### TASK DESCRIPTION
The word "watermark": say how many lines of the data below contain it, and give the number alone.

[Stored records]
━━━━━━━━━━

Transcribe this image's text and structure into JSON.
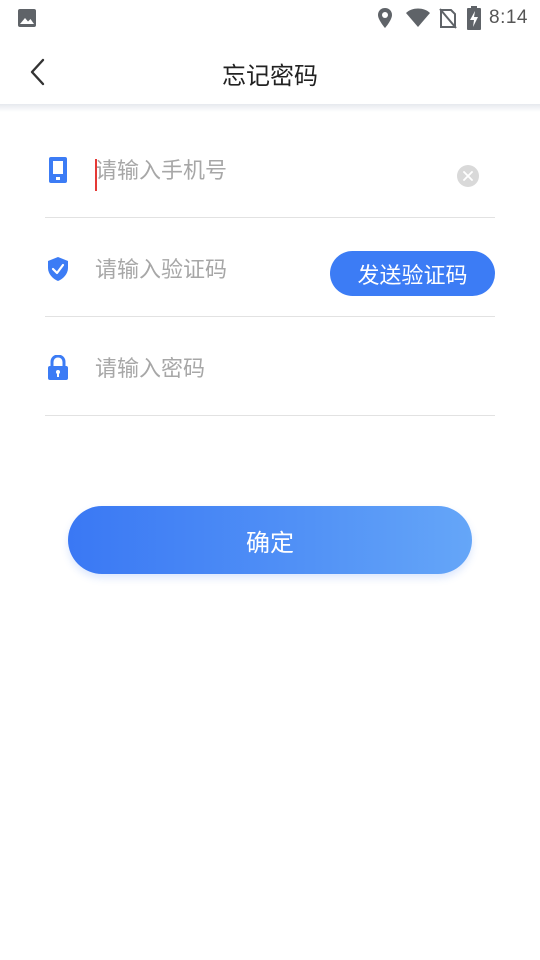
{
  "status_bar": {
    "time": "8:14",
    "icons": [
      "image-icon",
      "location-icon",
      "wifi-icon",
      "no-sim-icon",
      "battery-charging-icon"
    ]
  },
  "nav": {
    "title": "忘记密码",
    "back_icon": "chevron-left-icon"
  },
  "form": {
    "phone": {
      "value": "",
      "placeholder": "请输入手机号",
      "icon": "phone-icon",
      "clear_icon": "clear-icon"
    },
    "code": {
      "value": "",
      "placeholder": "请输入验证码",
      "icon": "shield-check-icon",
      "send_label": "发送验证码"
    },
    "password": {
      "value": "",
      "placeholder": "请输入密码",
      "icon": "lock-icon"
    }
  },
  "confirm_label": "确定",
  "colors": {
    "accent": "#3c7cf5",
    "button_gradient_start": "#3a78f4",
    "button_gradient_end": "#65a6f8",
    "caret": "#e53935"
  }
}
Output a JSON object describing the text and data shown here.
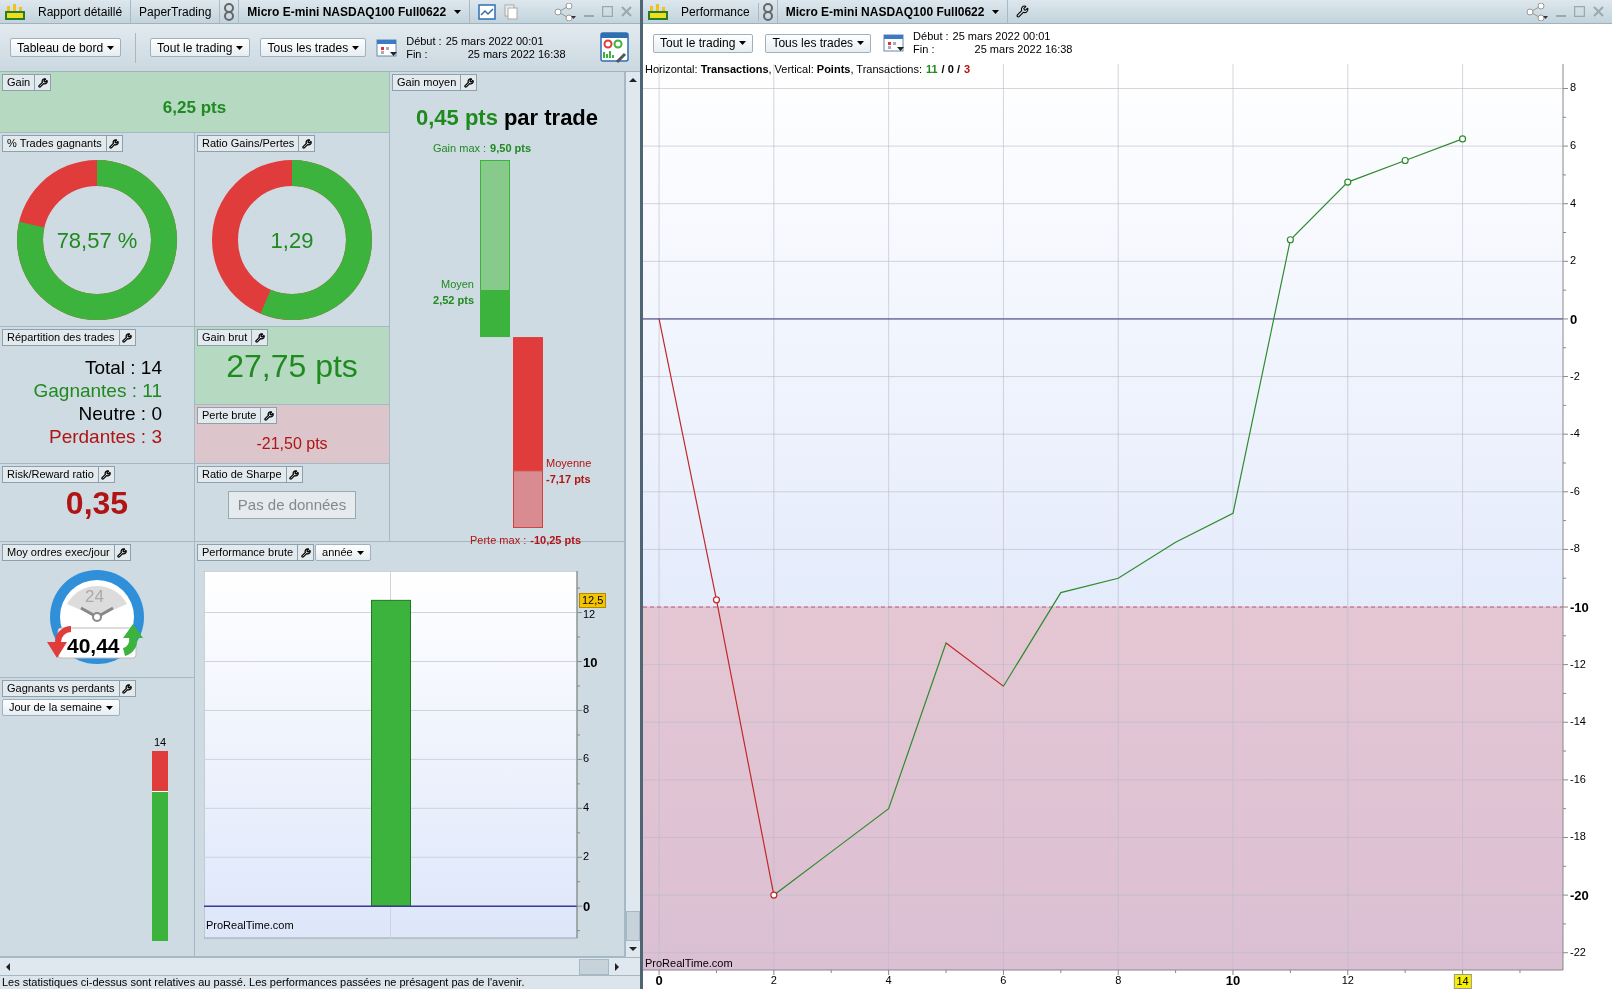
{
  "dashboard_window": {
    "tabs": [
      "Rapport détaillé",
      "PaperTrading"
    ],
    "instrument": "Micro E-mini NASDAQ100 Full0622",
    "toolbar": {
      "dropdowns": [
        "Tableau de bord",
        "Tout le trading",
        "Tous les trades"
      ],
      "start_label": "Début :",
      "start": "25 mars 2022 00:01",
      "end_label": "Fin :",
      "end": "25 mars 2022 16:38"
    },
    "gain": {
      "title": "Gain",
      "value": "6,25 pts"
    },
    "average_gain": {
      "title": "Gain moyen",
      "value": "0,45 pts",
      "suffix": "par trade",
      "max_gain_label": "Gain max :",
      "max_gain": "9,50 pts",
      "avg_gain_label": "Moyen",
      "avg_gain": "2,52 pts",
      "avg_loss_label": "Moyenne",
      "avg_loss": "-7,17 pts",
      "max_loss_label": "Perte max :",
      "max_loss": "-10,25 pts"
    },
    "win_rate": {
      "title": "% Trades gagnants",
      "value": "78,57 %",
      "level": 0.7857
    },
    "gain_loss_ratio": {
      "title": "Ratio Gains/Pertes",
      "value": "1,29",
      "level": 0.5635
    },
    "trade_breakdown": {
      "title": "Répartition des trades",
      "rows": [
        {
          "text": "Total : 14",
          "kind": "total"
        },
        {
          "text": "Gagnantes : 11",
          "kind": "win"
        },
        {
          "text": "Neutre : 0",
          "kind": "neutral"
        },
        {
          "text": "Perdantes : 3",
          "kind": "loss"
        }
      ]
    },
    "gross_gain": {
      "title": "Gain brut",
      "value": "27,75 pts"
    },
    "gross_loss": {
      "title": "Perte brute",
      "value": "-21,50 pts"
    },
    "risk_reward": {
      "title": "Risk/Reward ratio",
      "value": "0,35"
    },
    "sharpe": {
      "title": "Ratio de Sharpe",
      "button": "Pas de données"
    },
    "daily_orders": {
      "title": "Moy ordres exec/jour",
      "dial": "24",
      "value": "40,44"
    },
    "gross_performance": {
      "title": "Performance brute",
      "period": "année",
      "watermark": "ProRealTime.com",
      "axis_marker": "12,5",
      "chart_data": {
        "type": "bar",
        "categories": [
          null
        ],
        "values": [
          12.5
        ],
        "ylim": [
          -1.3,
          13.7
        ],
        "yticks": [
          0,
          2,
          4,
          6,
          8,
          10,
          12
        ],
        "grid": true,
        "ref_lines": [
          {
            "axis": "y",
            "value": 0,
            "color": "#3a3a9a"
          }
        ]
      }
    },
    "winners_losers": {
      "title": "Gagnants vs perdants",
      "period": "Jour de la semaine",
      "bar": {
        "label": "14",
        "level": 0.786
      }
    },
    "status_bar": "Les statistiques ci-dessus sont relatives au passé. Les performances passées ne présagent pas de l'avenir."
  },
  "performance_window": {
    "title": "Performance",
    "instrument": "Micro E-mini NASDAQ100 Full0622",
    "toolbar": {
      "dropdowns": [
        "Tout le trading",
        "Tous les trades"
      ],
      "start_label": "Début :",
      "start": "25 mars 2022 00:01",
      "end_label": "Fin :",
      "end": "25 mars 2022 16:38"
    },
    "caption": "Horizontal: **Transactions**, Vertical: **Points**, Transactions:",
    "counts": [
      {
        "text": "11",
        "kind": "win"
      },
      {
        "text": "/ 0 /",
        "kind": "neutral"
      },
      {
        "text": "3",
        "kind": "loss"
      }
    ],
    "watermark": "ProRealTime.com",
    "chart_data": {
      "type": "line",
      "x": [
        0,
        1,
        2,
        3,
        4,
        5,
        6,
        7,
        8,
        9,
        10,
        11,
        12,
        13,
        14
      ],
      "series": [
        {
          "color": "#2e8b2e",
          "values": [
            0,
            -9.75,
            -20,
            -18.5,
            -17,
            -11.25,
            -12.75,
            -9.5,
            -9,
            -7.75,
            -6.75,
            2.75,
            4.75,
            5.5,
            6.25
          ]
        }
      ],
      "xlim": [
        -0.28,
        15.75
      ],
      "ylim": [
        -22.6,
        8.85
      ],
      "xticks": [
        0,
        2,
        4,
        6,
        8,
        10,
        12,
        14
      ],
      "yticks": [
        8,
        6,
        4,
        2,
        0,
        -2,
        -4,
        -6,
        -8,
        -10,
        -12,
        -14,
        -16,
        -18,
        -20,
        -22
      ],
      "grid": true,
      "ref_lines": [
        {
          "axis": "y",
          "value": 0,
          "color": "#3a3a7a"
        },
        {
          "axis": "y",
          "value": -10,
          "color": "#d0506a"
        }
      ]
    }
  }
}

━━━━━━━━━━

### RESPONSE
2